The new Jeep Compass’s interior has been given way more than just a spruce up, it’s more modern and spacious and now boasts double the storage. However, for me, the centre console is more driver intrusive than I remember, but then of course I’m not exactly ‘compact friendly’.
The fit and finish all feel upmarket with well-bolstered seats, wireless charging for the phone and more attention to detail than ever, I particularly liked the 7-slot air vent in the back seat (‘little things’ right?). But the most impressive thing in the new Compass is the tech.
It’s all delivered via two screens, a new 10.1-inch for infotainment, featuring Uconnect 5 and a 10.25-inch frameless full-colour digital instrument cluster. Together they present more than 75 advanced safety and security features, (apparently the most available safety features in its class) and a host of next-generation technologies, including Full-speed Collision Warning with active brake and pedestrian/cyclist detection, Active Lane Management with an annoying LaneSense Lane Departure Warning with Lane Keep Assist and Blind-spot Monitoring with Rear Cross Path detection.
It’s all very personalizable, so you can choose what information you wish to receive and some of the above safety stuff you can opt out of. In truth the new Jeep Compass does beep a little too much for a rugged off-road adventurer but I guess this is a tamer, more domesticated version of the original.
Something that hasn’t changed is what’s powering the new Jeep, so under the bonnet remains the fuel-efficient 2.4-liter Tigershark four-cylinder married to a nine-speed automatic transmission. Together they provide 129kW of power and 229Nm of torque and thanks to a more refined ESS (engine start-stop) system, 9.7L/100km. Admittedly the power is not exactly excessive, but it is delivered smoothly and gets up to national speed limits without any grumble.
Speaking of national speed limits, new for the 2022 Jeep Compass is Highway Assist semi-autonomous driving system which provides hands-on-wheel and eyes-on-road automated driving using lane-centering with adaptive cruise control. It certainly takes away some of the stress of SH1 driving but also comes with the aforementioned annoying beeps followed by telling you to take a break if it intervenes too often.

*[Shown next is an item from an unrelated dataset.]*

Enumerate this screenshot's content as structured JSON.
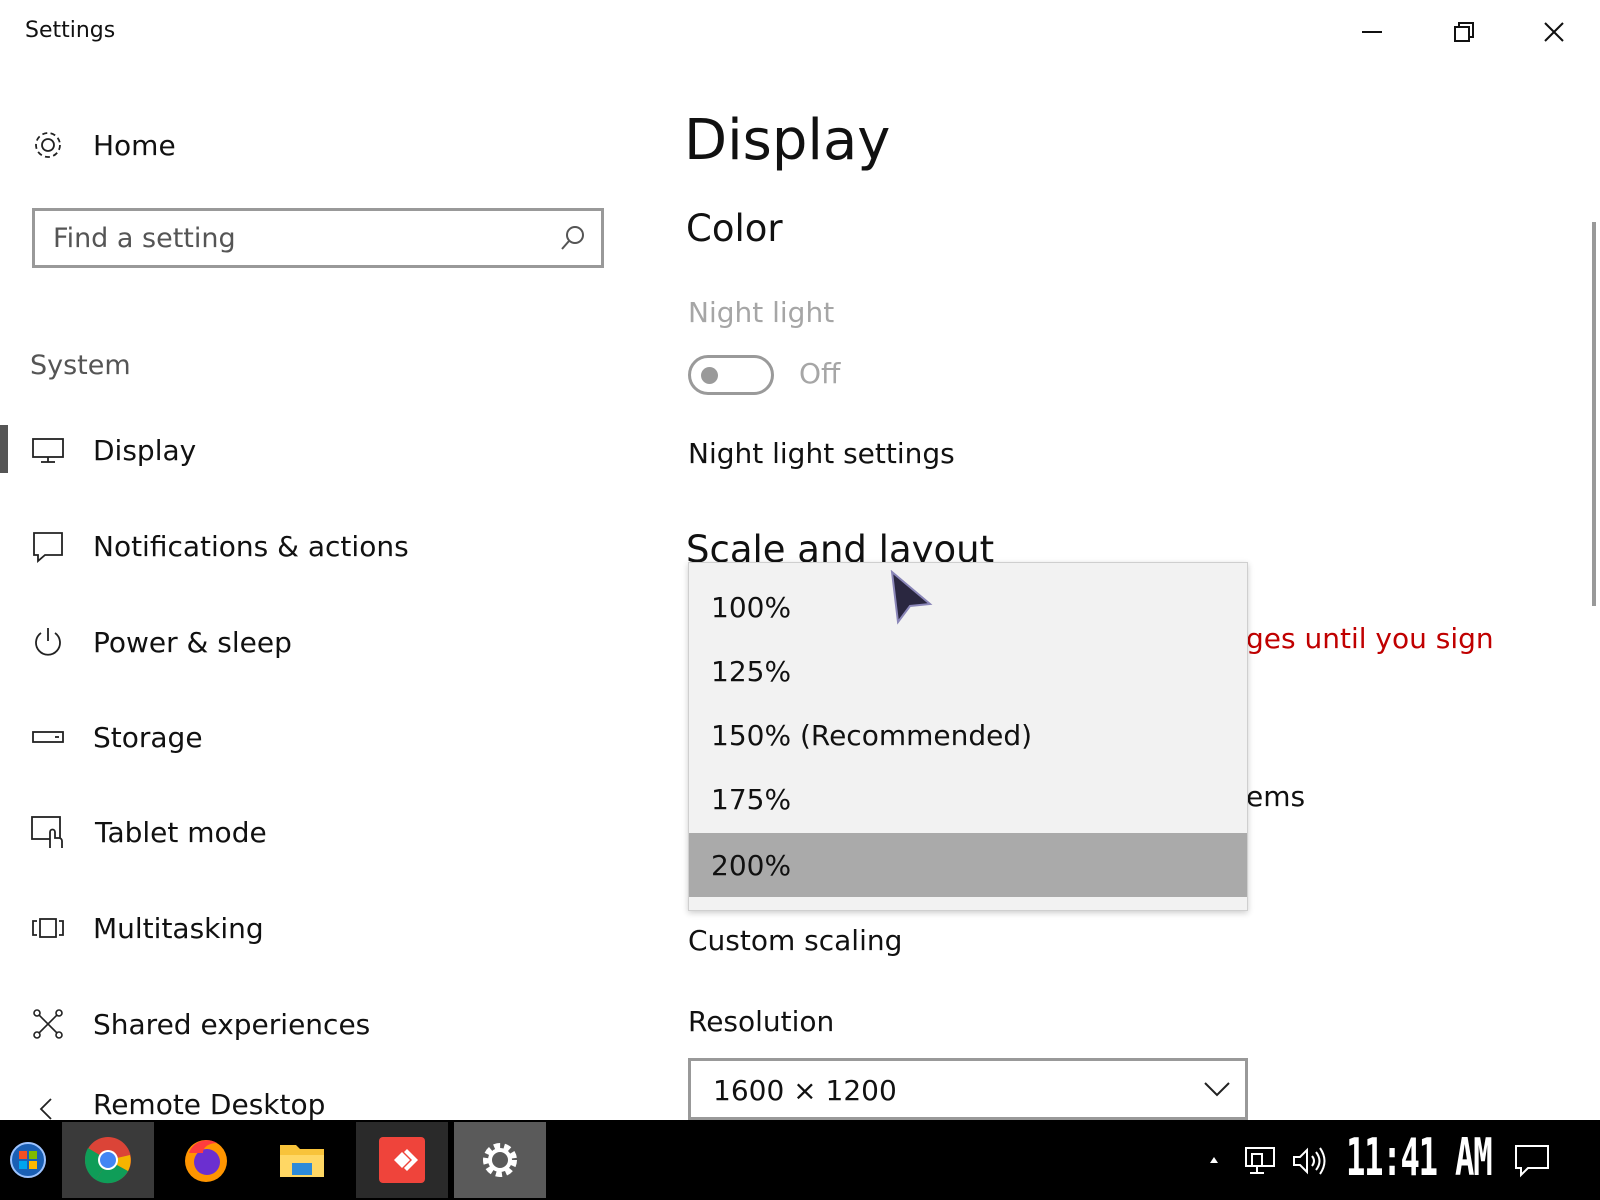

Overall the Compass sits nicely on the road, there is an expected amount of road and wind noise, after all, it may be sleeker looking, but… Anyway the Alpine stereo is loud enough to not worry about anything outside. Ride comfort is good and it’s much improved when heading into corners. The screens offer oodles of information, including the likes of traffic sign recognition and for some reason I had the fuel-efficiency as centre stage which came in at just over 10L/100km.
As I said, unfortunately I was unable to take the new Jeep Compass off-road, but a casual glance at the dials and switches on the centre console tells you all you need to know, with Jeep’s Active Drive AWD System and Jeep Selec-Terrain Traction Management System ready to step in when required – Maybe an off-road adventure is something we can look at in the future.
Off-roading may be in its DNA, but in many ways the new Jeep Compass S Limited has been ‘domesticated’. It now plays nicer with the townsfolk and seems more than happy to attend more social functions such as shopping and trips in and out of the city- none of this is a bad thing. It’s certainly more refined and better connected than ever and yet you still get a strong sense that it’ll be the first in line to take you away on an adventurous weekend, whichever direction the compass needle points .